Atlanta’s second round pick from 2018, Billings saw limited minutes during her rookie season, averaging 3.3 points and 2.8 rebounds in 11 minutes per game. Billings spent her offseason playing in China and South Korea before returning to Atlanta. In two preseason games, she averaged 5.0 points and 4.0 rebounds in just 9.5 minutes per game. She brought energy and athleticism off the Dream bench last season and will likely do the same in 2019. How many minutes she earns will be something to watch.
How long will Angel McCoughtry be sidelined with her knee injury?
After sitting out the 2017 season, McCoughtry returned to Atlanta in 2018 and looked like she never missed a beat. The 2018 All-Star averaged 16.5 points and a career-best 6.0 rebounds per game before her season came to an end on August 7 due to torn ligaments in her left knee. McCoughtry is continuing to rehab the surgically repaired knee in hopes of returning during the 2019 season. When she will return – or if she will return at all – remains unknown at this point.
“We are prepared to be without her for the entire ’19 season,” Collen said. “That is the approach I went into with free agency, that we couldn’t wait on her and we had to be prepared.”
Can the Dream establish a top five offense to go with their league-leading defense?
The Dream’s resurgence in 2018 was carried by their defense, which ranked first in the league all season long. While their defense was excellent, their offense, however, was not up to par as they finished the season ranked 10th in offensive efficiency.
On a positive note, the Dream offense was much improved during the second half of the season. Here are their offensive ratings by month (May: 92.4; June 89.6; July 105.5; August 112.4). If the team can improve their offense to top-five status and maintain their league-leading defense, they should be in great shape for another long playoff run.
Last season, the other three teams in the final four of the playoffs – Seattle, Washington and Phoenix – ranked second, third and fourth in offensive efficiency, respectively.
Can the Dream return to the Finals for the fourth time?
In their first season under coach Nicki Collen, the Dream set a franchise record for wins (23) and finished just one win away from a trip to the Finals. Despite being the youngest franchise in the WNBA – Atlanta joined as an expansion team in 2008 – the Dream have already made three Finals appearances, still in pursuit of their first WNBA championship.

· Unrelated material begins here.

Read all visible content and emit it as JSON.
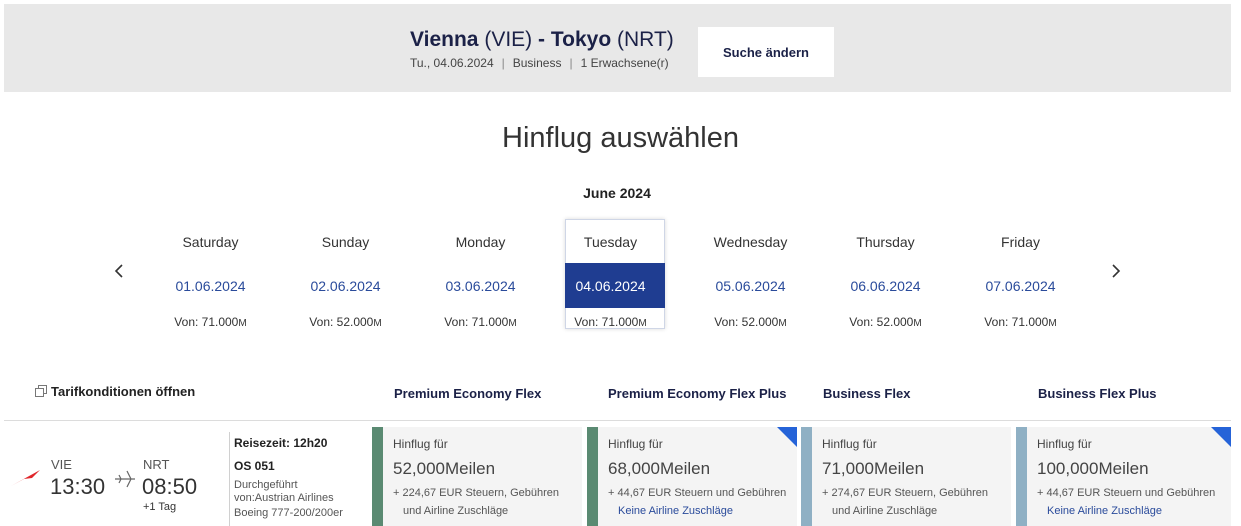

After going 12-22 and missing the playoffs in 2017, the Dream made a huge leap in 2018 to join the ranks of title contenders. They are one of many teams that will begin the 2019 season without one of its star players. How well they can recover from McCoughtry’s absence will go a long way toward determining their ceiling in 2019.